■ Exercise objective
Within the data that follows, tally every line containing "professional". Provide only the tally.
━━━
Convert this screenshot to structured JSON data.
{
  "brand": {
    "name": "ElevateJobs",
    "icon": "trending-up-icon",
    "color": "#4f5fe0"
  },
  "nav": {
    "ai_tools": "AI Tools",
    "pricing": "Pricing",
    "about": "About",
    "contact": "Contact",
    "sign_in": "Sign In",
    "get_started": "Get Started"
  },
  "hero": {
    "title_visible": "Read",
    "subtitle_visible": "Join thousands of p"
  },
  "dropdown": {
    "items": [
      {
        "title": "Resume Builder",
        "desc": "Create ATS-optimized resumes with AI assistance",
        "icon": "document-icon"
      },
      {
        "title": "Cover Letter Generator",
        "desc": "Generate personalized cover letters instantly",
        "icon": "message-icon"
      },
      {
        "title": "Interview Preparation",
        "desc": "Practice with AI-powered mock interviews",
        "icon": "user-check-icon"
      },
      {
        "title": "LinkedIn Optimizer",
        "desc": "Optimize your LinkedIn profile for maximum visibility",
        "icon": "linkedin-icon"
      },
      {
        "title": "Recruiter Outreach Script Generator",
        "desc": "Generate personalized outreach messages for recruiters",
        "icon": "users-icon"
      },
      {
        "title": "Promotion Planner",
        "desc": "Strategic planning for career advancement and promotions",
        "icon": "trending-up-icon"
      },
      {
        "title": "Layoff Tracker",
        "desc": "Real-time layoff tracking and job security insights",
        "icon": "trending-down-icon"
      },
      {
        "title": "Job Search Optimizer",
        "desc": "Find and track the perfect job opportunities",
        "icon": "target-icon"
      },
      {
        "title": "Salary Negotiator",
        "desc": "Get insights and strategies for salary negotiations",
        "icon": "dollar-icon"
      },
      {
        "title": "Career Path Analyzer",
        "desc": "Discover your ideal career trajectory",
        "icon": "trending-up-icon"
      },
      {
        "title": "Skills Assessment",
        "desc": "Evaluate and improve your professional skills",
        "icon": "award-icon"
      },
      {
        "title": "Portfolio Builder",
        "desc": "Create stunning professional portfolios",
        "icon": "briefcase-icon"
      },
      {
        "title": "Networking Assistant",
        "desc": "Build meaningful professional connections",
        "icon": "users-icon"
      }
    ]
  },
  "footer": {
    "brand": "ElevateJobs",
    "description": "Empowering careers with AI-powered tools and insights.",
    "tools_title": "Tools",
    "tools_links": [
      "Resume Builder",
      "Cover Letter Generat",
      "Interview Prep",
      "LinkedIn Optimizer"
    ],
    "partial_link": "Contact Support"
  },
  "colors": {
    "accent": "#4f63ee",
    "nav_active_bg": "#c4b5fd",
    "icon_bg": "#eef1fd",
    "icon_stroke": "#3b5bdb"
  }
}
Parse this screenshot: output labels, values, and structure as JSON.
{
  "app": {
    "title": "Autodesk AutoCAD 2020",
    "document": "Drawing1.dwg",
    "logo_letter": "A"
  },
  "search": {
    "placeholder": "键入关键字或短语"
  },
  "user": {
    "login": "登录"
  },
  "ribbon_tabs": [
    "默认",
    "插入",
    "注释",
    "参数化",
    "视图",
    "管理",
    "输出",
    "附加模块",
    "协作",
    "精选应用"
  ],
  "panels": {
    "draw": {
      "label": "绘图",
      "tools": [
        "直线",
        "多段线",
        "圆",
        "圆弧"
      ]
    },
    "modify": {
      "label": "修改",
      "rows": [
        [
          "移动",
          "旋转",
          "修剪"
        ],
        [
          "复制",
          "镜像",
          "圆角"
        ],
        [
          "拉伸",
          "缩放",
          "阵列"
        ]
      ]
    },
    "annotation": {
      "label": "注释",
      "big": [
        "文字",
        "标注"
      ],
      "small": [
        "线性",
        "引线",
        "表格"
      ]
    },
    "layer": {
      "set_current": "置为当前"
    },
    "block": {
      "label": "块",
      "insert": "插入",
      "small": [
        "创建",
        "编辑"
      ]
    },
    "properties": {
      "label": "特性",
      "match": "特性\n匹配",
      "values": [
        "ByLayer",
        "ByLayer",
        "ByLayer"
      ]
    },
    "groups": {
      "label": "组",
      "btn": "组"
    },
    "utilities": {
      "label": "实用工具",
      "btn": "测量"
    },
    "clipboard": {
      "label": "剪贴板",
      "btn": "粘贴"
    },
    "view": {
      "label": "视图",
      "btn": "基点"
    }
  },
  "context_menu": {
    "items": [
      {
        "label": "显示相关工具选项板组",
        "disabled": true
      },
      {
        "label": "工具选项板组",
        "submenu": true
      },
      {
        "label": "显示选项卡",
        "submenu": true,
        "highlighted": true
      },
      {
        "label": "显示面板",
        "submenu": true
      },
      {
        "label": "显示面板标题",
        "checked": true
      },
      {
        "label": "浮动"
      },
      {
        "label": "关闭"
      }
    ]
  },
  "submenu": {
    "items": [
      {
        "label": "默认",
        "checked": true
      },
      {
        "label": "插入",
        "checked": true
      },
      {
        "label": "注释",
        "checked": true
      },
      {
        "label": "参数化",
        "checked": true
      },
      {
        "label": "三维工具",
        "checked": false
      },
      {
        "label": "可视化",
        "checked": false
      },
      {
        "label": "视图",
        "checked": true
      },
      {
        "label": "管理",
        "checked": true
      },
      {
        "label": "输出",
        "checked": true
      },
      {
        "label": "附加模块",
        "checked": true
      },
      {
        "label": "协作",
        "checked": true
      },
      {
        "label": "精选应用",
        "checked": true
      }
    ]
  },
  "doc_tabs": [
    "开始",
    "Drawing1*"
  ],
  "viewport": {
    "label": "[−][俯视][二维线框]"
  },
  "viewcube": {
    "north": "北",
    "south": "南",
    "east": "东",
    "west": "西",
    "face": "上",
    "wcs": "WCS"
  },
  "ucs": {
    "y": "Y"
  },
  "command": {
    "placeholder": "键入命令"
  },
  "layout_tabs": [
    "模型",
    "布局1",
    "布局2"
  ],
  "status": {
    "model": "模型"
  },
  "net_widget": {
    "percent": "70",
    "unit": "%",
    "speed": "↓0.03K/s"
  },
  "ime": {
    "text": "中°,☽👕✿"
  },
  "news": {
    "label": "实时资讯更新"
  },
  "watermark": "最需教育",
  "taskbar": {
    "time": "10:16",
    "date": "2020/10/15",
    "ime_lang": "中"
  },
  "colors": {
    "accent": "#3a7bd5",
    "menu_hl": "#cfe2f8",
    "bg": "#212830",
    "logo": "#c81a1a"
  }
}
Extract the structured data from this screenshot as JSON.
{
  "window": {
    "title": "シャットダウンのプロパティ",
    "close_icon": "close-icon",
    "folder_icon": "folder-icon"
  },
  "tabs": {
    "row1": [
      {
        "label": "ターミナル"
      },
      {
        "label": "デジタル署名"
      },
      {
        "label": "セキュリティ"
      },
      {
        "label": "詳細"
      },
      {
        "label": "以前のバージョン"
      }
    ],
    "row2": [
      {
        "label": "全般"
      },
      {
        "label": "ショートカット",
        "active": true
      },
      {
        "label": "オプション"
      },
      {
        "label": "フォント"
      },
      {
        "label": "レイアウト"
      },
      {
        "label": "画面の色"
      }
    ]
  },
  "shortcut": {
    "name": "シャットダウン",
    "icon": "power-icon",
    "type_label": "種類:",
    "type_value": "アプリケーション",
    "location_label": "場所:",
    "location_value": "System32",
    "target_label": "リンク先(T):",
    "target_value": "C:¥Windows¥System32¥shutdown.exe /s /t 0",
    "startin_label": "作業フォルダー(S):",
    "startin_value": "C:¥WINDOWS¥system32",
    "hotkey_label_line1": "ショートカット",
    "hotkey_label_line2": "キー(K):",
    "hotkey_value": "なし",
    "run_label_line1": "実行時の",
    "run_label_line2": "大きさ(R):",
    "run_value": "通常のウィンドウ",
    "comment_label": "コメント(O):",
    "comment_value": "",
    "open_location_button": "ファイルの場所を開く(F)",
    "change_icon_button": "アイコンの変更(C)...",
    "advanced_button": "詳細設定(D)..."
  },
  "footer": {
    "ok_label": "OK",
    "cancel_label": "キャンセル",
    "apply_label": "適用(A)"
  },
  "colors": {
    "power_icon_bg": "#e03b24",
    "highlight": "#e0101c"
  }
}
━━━
■ Response area
3